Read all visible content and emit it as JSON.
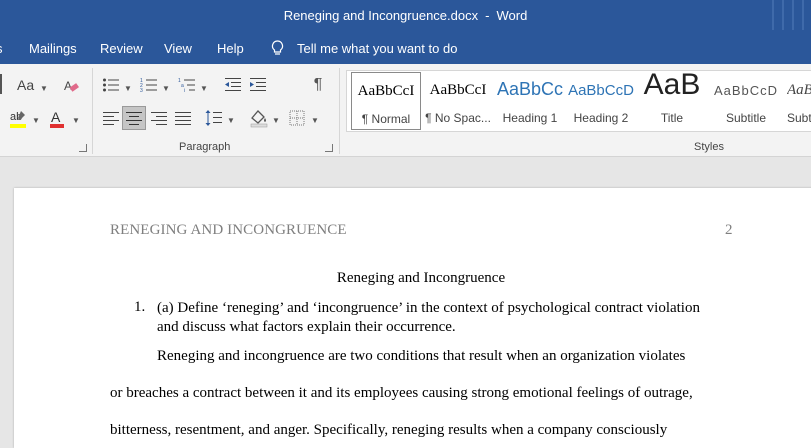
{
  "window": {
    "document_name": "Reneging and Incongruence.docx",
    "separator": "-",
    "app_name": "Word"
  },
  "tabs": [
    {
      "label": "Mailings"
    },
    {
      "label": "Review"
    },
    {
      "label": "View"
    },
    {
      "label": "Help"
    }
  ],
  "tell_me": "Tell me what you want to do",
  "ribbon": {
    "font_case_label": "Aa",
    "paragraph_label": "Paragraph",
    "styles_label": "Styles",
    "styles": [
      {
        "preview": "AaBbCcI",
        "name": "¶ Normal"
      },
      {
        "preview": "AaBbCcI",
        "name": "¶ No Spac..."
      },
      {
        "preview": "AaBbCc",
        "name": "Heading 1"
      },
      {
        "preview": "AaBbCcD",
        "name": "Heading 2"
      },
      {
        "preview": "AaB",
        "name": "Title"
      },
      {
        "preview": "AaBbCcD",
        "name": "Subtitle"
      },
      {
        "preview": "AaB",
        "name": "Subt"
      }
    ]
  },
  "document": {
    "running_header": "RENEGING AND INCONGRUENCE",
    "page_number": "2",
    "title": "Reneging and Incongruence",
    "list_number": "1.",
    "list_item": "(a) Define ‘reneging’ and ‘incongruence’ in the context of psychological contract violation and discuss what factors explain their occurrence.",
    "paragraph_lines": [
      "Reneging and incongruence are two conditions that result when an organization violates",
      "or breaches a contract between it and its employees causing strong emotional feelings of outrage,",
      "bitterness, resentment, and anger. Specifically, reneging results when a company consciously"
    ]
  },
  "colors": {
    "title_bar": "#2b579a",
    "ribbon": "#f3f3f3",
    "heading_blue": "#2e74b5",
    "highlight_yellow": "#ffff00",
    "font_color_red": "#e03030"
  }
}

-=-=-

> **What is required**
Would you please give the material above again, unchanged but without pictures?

> **Response**
Read all visible content and emit it as JSON.
{
  "window": {
    "document_name": "Reneging and Incongruence.docx",
    "separator": "-",
    "app_name": "Word"
  },
  "tabs": [
    {
      "label": "Mailings"
    },
    {
      "label": "Review"
    },
    {
      "label": "View"
    },
    {
      "label": "Help"
    }
  ],
  "tell_me": "Tell me what you want to do",
  "ribbon": {
    "font_case_label": "Aa",
    "paragraph_label": "Paragraph",
    "styles_label": "Styles",
    "styles": [
      {
        "preview": "AaBbCcI",
        "name": "¶ Normal"
      },
      {
        "preview": "AaBbCcI",
        "name": "¶ No Spac..."
      },
      {
        "preview": "AaBbCc",
        "name": "Heading 1"
      },
      {
        "preview": "AaBbCcD",
        "name": "Heading 2"
      },
      {
        "preview": "AaB",
        "name": "Title"
      },
      {
        "preview": "AaBbCcD",
        "name": "Subtitle"
      },
      {
        "preview": "AaB",
        "name": "Subt"
      }
    ]
  },
  "document": {
    "running_header": "RENEGING AND INCONGRUENCE",
    "page_number": "2",
    "title": "Reneging and Incongruence",
    "list_number": "1.",
    "list_item": "(a) Define ‘reneging’ and ‘incongruence’ in the context of psychological contract violation and discuss what factors explain their occurrence.",
    "paragraph_lines": [
      "Reneging and incongruence are two conditions that result when an organization violates",
      "or breaches a contract between it and its employees causing strong emotional feelings of outrage,",
      "bitterness, resentment, and anger. Specifically, reneging results when a company consciously"
    ]
  },
  "colors": {
    "title_bar": "#2b579a",
    "ribbon": "#f3f3f3",
    "heading_blue": "#2e74b5",
    "highlight_yellow": "#ffff00",
    "font_color_red": "#e03030"
  }
}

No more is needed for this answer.